(SUPPLIED INFORMATION)
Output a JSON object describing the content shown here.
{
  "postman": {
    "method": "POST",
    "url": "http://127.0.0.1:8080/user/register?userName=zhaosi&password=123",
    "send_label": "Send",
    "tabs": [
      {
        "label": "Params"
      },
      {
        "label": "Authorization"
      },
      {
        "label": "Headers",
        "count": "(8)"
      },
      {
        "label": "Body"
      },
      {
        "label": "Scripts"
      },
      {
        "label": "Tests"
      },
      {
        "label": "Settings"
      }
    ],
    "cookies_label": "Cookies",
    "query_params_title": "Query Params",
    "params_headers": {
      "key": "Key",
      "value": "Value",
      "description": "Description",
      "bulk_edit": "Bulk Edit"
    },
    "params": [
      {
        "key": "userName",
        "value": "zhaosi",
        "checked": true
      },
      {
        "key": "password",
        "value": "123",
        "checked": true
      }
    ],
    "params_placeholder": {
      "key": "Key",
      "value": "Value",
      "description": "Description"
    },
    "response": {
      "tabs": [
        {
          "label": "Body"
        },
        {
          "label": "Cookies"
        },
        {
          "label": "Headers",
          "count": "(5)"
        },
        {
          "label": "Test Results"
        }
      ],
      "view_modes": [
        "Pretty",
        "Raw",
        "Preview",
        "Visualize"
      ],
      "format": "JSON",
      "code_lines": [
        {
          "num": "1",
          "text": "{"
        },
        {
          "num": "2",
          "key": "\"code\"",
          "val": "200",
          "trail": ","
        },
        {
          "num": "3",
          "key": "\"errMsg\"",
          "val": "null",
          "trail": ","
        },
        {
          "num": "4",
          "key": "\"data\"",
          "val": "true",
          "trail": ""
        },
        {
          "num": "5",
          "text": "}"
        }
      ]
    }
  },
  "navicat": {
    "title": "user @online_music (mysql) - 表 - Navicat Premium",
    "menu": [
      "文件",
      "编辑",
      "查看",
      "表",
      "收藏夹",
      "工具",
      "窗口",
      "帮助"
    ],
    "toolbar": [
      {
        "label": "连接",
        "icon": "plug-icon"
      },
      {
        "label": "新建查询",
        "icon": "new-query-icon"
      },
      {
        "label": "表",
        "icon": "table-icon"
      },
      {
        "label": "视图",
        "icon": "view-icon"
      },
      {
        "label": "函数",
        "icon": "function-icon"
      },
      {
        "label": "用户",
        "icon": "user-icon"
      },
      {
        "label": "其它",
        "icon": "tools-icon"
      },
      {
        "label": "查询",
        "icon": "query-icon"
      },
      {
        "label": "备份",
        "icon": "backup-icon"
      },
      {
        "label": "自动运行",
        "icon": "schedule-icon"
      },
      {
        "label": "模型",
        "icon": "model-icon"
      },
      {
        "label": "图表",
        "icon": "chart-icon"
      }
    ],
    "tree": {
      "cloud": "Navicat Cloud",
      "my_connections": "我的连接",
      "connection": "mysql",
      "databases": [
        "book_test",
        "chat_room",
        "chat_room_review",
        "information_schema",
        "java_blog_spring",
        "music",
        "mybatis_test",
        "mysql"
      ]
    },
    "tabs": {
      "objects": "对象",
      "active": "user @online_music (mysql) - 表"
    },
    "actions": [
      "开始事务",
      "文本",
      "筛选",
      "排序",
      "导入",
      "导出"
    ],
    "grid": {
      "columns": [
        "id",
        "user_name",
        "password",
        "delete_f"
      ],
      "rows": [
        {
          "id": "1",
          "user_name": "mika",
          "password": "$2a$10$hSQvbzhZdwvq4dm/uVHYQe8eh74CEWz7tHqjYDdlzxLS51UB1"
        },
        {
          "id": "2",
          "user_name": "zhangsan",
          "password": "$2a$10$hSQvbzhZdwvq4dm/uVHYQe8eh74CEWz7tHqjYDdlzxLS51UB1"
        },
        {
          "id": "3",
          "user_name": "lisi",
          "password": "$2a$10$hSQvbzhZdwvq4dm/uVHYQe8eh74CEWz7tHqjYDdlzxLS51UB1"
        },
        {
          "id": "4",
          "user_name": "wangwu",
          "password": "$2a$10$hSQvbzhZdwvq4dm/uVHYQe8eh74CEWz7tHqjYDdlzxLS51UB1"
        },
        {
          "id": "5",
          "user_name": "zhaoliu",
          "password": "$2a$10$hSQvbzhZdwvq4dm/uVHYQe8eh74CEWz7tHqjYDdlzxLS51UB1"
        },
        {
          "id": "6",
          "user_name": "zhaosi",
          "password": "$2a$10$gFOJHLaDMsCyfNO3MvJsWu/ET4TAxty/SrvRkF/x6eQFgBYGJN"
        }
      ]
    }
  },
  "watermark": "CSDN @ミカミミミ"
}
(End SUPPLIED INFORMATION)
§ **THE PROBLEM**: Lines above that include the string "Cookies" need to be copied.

§ **REPLY**:
    "cookies_label": "Cookies",
          "label": "Cookies"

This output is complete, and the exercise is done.